** YOUR INSTRUCTIONS **
Give the number of lines in this listing that contain "title", with no other words.

** DATASET EXTRACT **
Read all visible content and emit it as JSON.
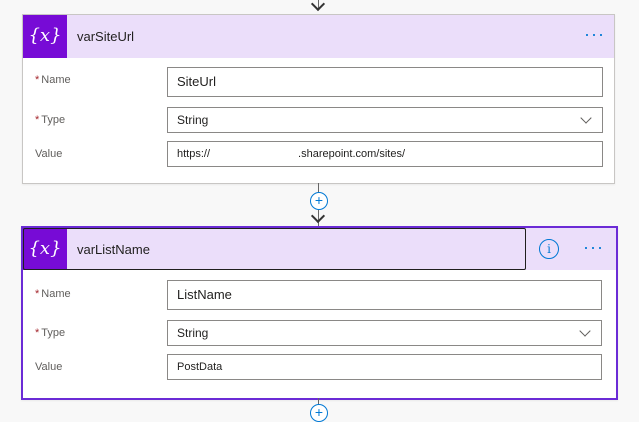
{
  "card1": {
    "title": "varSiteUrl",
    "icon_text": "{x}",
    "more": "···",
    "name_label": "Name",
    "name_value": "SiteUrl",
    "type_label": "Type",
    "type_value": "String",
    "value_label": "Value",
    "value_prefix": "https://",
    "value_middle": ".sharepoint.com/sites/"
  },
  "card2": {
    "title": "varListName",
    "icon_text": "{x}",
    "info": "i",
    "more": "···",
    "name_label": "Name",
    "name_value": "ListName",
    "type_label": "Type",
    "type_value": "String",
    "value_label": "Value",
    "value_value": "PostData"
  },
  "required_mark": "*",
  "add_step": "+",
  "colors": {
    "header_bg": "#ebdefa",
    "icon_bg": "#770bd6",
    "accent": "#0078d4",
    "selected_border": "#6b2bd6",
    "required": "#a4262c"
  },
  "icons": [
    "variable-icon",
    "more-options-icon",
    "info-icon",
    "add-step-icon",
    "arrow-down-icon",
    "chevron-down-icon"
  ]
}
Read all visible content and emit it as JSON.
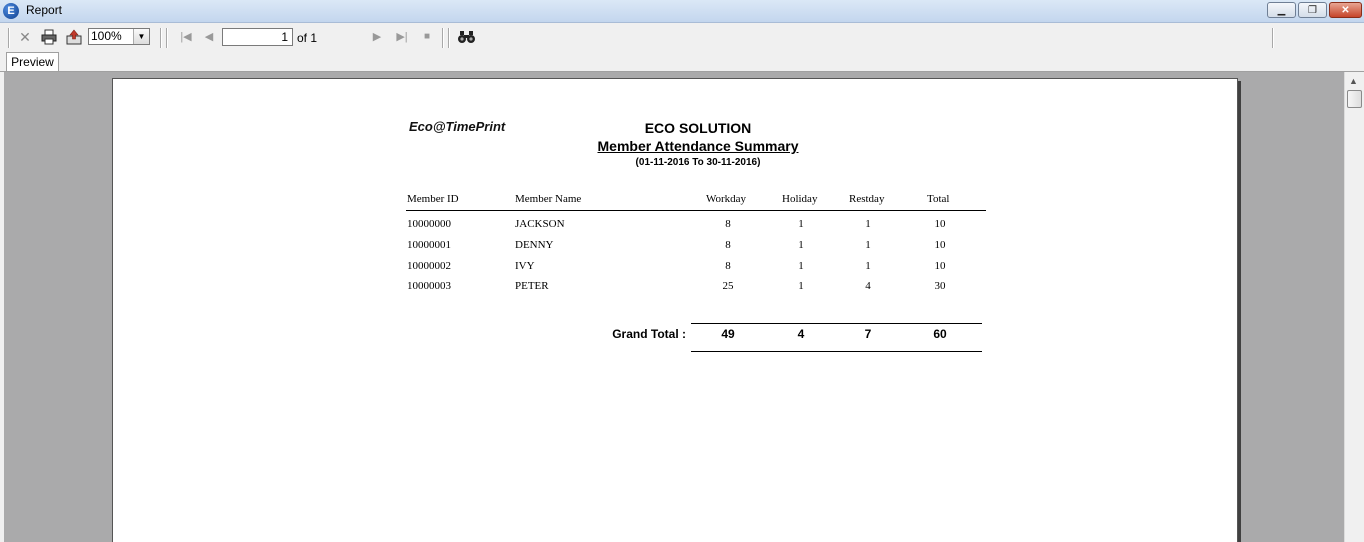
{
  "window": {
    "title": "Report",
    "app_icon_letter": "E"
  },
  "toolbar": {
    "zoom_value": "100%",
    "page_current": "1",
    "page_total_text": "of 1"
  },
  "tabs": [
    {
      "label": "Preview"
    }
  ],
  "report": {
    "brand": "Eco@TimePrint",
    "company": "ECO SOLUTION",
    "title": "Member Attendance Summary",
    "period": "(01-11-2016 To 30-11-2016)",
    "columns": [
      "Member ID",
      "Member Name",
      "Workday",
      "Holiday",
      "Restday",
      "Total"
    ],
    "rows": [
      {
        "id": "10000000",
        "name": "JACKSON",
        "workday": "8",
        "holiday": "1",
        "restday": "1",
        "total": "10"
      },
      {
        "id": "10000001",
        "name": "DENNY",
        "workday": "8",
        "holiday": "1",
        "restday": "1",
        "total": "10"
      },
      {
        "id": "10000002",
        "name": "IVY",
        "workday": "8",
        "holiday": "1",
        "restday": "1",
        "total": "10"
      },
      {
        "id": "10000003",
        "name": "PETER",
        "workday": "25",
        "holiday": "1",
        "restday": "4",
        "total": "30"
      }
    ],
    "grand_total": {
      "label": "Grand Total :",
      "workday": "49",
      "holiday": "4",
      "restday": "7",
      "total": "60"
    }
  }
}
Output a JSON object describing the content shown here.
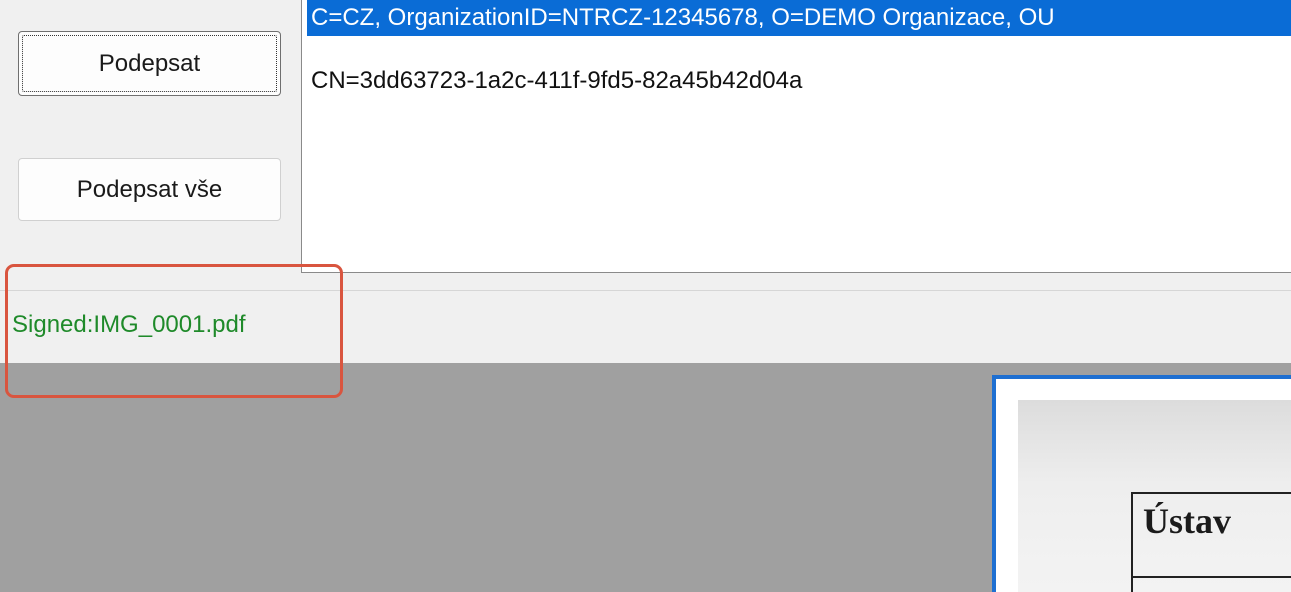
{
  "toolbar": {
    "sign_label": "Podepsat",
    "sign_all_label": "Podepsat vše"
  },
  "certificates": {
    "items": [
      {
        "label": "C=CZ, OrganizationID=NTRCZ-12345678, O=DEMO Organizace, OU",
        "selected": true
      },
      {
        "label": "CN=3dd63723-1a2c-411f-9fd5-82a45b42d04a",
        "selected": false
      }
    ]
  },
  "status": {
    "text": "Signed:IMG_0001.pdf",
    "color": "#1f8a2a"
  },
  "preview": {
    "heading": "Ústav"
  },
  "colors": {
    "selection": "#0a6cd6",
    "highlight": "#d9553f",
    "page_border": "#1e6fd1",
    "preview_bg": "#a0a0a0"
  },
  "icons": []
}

** ANSWER SECTION **
4